The dramatic bid to save heart failure patient David Bennett’s life at University of Maryland Medical Centre in downtown Baltimore came after he had been in the hospital for more than a month, being kept alive by an artificial breathing machine, and his medical care team determined that he was too sick to be a candidate for either a human heart or an artificial ventricular assist device. Without either, he wouldn’t live long.
“This was the only option available for an existing inpatient, already within UMMC hospital, who was facing near certain death from heart failure,” leader of his surgical team Bartley Griffith, who is also director of the cardiac transplant programme at the medical centre, told Stat.
In December, Griffith contacted the Federal Drug Agency (FDA) to obtain an emergency authorisation through the agency’s expanded access or compassionate use, pathway to use Revivicor’s pig heart. On New Year’s Eve, the FDA said yes.
It also okayed the use of an experimental anti-rejection drug manufactured by Kiniksa Pharmaceuticals, and the perfusion device.
The medical team then notified the hospital’s institutional review board, which must sign off on all experimental treatments, which it did in this case. An informed consent was obtained from the patient after a thorough ethics review and psychiatric evaluation, Griffith said in written answers to Stat’s questions.
Arthur Caplan, the founding director of New York University School of Medicine’s Division of Medical Ethics, said that those would be the minimum conditions under which it might be ethically permissible to try something as new as putting an unapproved genetically engineered animal organ into a patient. But there are other things to consider. For example, what will the hospital team do if the patient’s immune system rejects the heart in the coming days and weeks?
“You need to think hard about what you’re going to do if the patient is not succeeding and lay those options out during the consent process,” Caplan said.
In 1982, when another critically ill man named Barney Clark received the first artificial heart, no such options had been considered. Clark died a slow, torturous death, wracked by convulsions and kidney failure.

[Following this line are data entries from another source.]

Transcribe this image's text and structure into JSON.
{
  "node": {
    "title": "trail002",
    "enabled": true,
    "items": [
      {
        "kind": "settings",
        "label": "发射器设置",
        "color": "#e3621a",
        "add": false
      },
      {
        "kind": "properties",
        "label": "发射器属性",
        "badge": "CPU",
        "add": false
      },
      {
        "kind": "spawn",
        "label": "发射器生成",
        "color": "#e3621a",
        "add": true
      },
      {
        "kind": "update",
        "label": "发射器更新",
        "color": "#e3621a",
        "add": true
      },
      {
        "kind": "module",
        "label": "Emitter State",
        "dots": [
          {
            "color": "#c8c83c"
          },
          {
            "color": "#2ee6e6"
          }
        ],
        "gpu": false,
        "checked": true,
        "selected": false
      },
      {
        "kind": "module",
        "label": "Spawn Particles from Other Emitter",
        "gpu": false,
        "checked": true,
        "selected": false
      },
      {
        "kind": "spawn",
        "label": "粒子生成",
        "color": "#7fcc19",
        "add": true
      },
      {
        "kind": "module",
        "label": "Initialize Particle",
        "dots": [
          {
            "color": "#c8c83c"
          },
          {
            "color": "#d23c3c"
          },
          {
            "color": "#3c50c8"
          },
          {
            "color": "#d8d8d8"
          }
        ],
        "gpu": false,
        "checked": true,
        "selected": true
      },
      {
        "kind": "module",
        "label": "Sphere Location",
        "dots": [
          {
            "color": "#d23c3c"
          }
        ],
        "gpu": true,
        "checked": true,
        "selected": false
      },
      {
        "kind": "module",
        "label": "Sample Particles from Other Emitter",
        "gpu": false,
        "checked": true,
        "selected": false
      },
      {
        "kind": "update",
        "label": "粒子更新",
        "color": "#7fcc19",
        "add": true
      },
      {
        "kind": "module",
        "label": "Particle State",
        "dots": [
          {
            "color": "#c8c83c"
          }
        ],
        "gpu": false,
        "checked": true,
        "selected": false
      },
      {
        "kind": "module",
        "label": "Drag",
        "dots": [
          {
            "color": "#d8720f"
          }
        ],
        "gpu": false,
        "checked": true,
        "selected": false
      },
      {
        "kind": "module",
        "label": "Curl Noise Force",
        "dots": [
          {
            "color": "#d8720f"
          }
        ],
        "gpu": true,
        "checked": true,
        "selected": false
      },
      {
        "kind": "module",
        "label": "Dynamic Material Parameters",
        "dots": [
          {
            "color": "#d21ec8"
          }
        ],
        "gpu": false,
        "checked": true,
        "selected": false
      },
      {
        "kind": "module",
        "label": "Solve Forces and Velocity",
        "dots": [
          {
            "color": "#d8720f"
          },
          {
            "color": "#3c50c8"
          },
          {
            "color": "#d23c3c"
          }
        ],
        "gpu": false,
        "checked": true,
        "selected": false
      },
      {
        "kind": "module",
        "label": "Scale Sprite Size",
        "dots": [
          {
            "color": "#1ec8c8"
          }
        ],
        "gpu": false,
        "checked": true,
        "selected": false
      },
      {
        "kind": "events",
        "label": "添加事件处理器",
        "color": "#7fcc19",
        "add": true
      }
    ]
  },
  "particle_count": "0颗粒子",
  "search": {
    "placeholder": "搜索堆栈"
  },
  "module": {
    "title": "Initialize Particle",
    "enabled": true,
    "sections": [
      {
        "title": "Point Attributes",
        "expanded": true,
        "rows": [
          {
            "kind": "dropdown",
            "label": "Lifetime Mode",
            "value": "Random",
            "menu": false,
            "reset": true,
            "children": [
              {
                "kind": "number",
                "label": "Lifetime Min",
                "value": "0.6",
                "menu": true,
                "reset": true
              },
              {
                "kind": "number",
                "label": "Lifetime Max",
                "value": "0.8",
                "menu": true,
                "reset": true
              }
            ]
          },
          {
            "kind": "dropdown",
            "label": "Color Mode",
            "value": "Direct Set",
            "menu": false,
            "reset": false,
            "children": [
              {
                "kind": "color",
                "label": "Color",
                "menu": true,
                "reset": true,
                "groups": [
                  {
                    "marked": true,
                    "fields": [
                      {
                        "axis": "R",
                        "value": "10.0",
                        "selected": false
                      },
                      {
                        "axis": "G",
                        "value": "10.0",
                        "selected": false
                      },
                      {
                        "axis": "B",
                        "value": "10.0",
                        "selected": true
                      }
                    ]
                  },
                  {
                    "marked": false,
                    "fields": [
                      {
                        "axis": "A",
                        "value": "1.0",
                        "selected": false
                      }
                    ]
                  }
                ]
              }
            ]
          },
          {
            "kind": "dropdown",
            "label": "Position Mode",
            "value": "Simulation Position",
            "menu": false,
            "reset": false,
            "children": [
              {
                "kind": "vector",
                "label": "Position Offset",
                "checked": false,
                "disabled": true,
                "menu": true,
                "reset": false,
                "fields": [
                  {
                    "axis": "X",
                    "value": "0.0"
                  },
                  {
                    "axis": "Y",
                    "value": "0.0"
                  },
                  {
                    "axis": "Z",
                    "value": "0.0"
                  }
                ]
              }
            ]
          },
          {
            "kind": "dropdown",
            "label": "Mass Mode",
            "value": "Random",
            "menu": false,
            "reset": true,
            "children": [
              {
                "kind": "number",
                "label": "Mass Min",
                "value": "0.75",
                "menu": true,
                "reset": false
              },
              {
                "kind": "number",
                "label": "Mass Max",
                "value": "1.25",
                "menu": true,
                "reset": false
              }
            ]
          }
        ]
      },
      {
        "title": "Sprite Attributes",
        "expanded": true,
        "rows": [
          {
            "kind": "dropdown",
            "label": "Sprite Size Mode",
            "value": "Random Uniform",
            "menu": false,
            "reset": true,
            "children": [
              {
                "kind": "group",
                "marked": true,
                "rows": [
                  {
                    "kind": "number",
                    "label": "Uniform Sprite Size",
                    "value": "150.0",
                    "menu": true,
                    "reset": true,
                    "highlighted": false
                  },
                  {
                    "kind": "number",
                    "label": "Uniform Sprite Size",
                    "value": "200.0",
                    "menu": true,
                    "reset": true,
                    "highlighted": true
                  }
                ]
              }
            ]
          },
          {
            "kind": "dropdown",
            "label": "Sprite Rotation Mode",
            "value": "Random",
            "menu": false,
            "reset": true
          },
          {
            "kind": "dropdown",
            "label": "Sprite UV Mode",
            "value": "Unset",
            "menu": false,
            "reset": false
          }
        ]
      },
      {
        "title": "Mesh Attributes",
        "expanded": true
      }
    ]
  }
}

His suffering may have advanced science, but bioethicists today consider it a lesson in what not to do.
Griffith did not say what sorts of options were discussed during the consent process with Bennett. “He was informed of the risks and that there were no proven benefits to this,” Griffith said via email. “He was told it was comparable to the care he was currently getting in terms of potential lifesaving benefits.”
There’s also the question of what exactly scientists can learn from a procedure like this one, taking place outside the framework of a clinical trial, and with a patient who is on his deathbed. Trials take months, sometimes years, to set up because they’re designed to gather a bevy of biochemical and physiological information to say conclusively whether or not a treatment is safe and effective.
According to Griffith, if Bennett survives, he will be closely monitored in the hospital for several weeks or even months, until he can be sent to a rehabilitation centre. He did not provide specific details about what sorts of data they plan to collect.
Caplan has argued that before clinical trials of engineered animal parts can proceed, researchers need more information. At his home institution, New York University, which is also in the race to xenotransplant, he proposed testing these types of organs first in newly deceased humans – to gain preliminary insights about how to safely proceed. Beginning late last year, NYU Langone has done two experiments testing genetically modified pig kidneys in the donated bodies of people who had recently died and were being maintained on a ventilator.
That research showed that organ rejection of a xenotransplant can be prevented during the first few days.
Griffith said that work gave his team more confidence in proceeding. But he acknowledged that the longer-term outcomes are unknown.
“Rejection of the organ can occur any time after transplant,” he wrote. The surgeon added that while organ rejection, which can be life-threatening, is the greatest risk Bennett faces, there are also risks from the drugs used to suppress the immune system to prevent rejection.
“The intensity of immune system suppression required is higher with a xenotransplant than with a traditional transplant from a human donor,” he said.
It’s still unclear when a formal test of engineered pig organs might move forward. When asked about the company’s plans to test its pigs’ organs in a clinical trial, Dewey Steadman, a Revivicor spokesperson, declined to share any details. “We are continuing to work with the FDA on a clinical and regulatory path forward,” he said via email.
- A Tell / Stat report